How to complete this task: Under no circumstances alter the records; copy each one exactly.

### Data excerpts ###

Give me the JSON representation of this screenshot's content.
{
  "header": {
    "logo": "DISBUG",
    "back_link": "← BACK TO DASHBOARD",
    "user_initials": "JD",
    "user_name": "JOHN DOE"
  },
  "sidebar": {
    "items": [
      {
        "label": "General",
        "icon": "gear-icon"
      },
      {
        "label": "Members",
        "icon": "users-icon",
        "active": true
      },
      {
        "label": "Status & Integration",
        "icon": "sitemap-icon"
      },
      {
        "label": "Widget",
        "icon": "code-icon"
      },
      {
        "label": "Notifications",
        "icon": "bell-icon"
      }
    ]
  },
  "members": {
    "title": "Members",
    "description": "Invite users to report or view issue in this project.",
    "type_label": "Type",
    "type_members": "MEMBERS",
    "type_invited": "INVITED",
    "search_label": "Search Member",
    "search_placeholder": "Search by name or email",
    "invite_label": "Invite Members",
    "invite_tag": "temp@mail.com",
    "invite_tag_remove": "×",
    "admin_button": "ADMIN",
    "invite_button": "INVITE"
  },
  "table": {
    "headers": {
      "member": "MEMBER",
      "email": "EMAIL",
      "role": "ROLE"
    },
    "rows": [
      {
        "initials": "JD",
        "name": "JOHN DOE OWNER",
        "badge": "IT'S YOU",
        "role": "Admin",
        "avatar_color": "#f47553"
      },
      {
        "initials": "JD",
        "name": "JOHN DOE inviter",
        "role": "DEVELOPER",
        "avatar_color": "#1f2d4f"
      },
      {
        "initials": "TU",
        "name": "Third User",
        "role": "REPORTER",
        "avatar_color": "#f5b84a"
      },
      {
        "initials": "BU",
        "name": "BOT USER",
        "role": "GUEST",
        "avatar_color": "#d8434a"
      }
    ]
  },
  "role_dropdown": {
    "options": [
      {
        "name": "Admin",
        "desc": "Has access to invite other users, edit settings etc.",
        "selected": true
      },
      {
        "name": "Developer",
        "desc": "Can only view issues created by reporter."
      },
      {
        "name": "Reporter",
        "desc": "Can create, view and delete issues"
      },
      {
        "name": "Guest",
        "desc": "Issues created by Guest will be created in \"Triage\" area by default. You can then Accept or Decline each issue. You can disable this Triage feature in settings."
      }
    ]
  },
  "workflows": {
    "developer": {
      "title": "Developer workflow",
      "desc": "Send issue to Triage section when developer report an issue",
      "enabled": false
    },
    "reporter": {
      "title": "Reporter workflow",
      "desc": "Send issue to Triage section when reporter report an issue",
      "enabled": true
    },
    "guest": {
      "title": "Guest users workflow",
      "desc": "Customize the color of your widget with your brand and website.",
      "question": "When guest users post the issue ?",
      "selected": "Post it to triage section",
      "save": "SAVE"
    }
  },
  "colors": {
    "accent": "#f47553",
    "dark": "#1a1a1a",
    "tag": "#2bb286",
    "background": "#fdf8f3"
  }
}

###

Solution:
Give me the JSON representation of this screenshot's content.
{
  "header": {
    "logo": "DISBUG",
    "back_link": "← BACK TO DASHBOARD",
    "user_initials": "JD",
    "user_name": "JOHN DOE"
  },
  "sidebar": {
    "items": [
      {
        "label": "General",
        "icon": "gear-icon"
      },
      {
        "label": "Members",
        "icon": "users-icon",
        "active": true
      },
      {
        "label": "Status & Integration",
        "icon": "sitemap-icon"
      },
      {
        "label": "Widget",
        "icon": "code-icon"
      },
      {
        "label": "Notifications",
        "icon": "bell-icon"
      }
    ]
  },
  "members": {
    "title": "Members",
    "description": "Invite users to report or view issue in this project.",
    "type_label": "Type",
    "type_members": "MEMBERS",
    "type_invited": "INVITED",
    "search_label": "Search Member",
    "search_placeholder": "Search by name or email",
    "invite_label": "Invite Members",
    "invite_tag": "temp@mail.com",
    "invite_tag_remove": "×",
    "admin_button": "ADMIN",
    "invite_button": "INVITE"
  },
  "table": {
    "headers": {
      "member": "MEMBER",
      "email": "EMAIL",
      "role": "ROLE"
    },
    "rows": [
      {
        "initials": "JD",
        "name": "JOHN DOE OWNER",
        "badge": "IT'S YOU",
        "role": "Admin",
        "avatar_color": "#f47553"
      },
      {
        "initials": "JD",
        "name": "JOHN DOE inviter",
        "role": "DEVELOPER",
        "avatar_color": "#1f2d4f"
      },
      {
        "initials": "TU",
        "name": "Third User",
        "role": "REPORTER",
        "avatar_color": "#f5b84a"
      },
      {
        "initials": "BU",
        "name": "BOT USER",
        "role": "GUEST",
        "avatar_color": "#d8434a"
      }
    ]
  },
  "role_dropdown": {
    "options": [
      {
        "name": "Admin",
        "desc": "Has access to invite other users, edit settings etc.",
        "selected": true
      },
      {
        "name": "Developer",
        "desc": "Can only view issues created by reporter."
      },
      {
        "name": "Reporter",
        "desc": "Can create, view and delete issues"
      },
      {
        "name": "Guest",
        "desc": "Issues created by Guest will be created in \"Triage\" area by default. You can then Accept or Decline each issue. You can disable this Triage feature in settings."
      }
    ]
  },
  "workflows": {
    "developer": {
      "title": "Developer workflow",
      "desc": "Send issue to Triage section when developer report an issue",
      "enabled": false
    },
    "reporter": {
      "title": "Reporter workflow",
      "desc": "Send issue to Triage section when reporter report an issue",
      "enabled": true
    },
    "guest": {
      "title": "Guest users workflow",
      "desc": "Customize the color of your widget with your brand and website.",
      "question": "When guest users post the issue ?",
      "selected": "Post it to triage section",
      "save": "SAVE"
    }
  },
  "colors": {
    "accent": "#f47553",
    "dark": "#1a1a1a",
    "tag": "#2bb286",
    "background": "#fdf8f3"
  }
}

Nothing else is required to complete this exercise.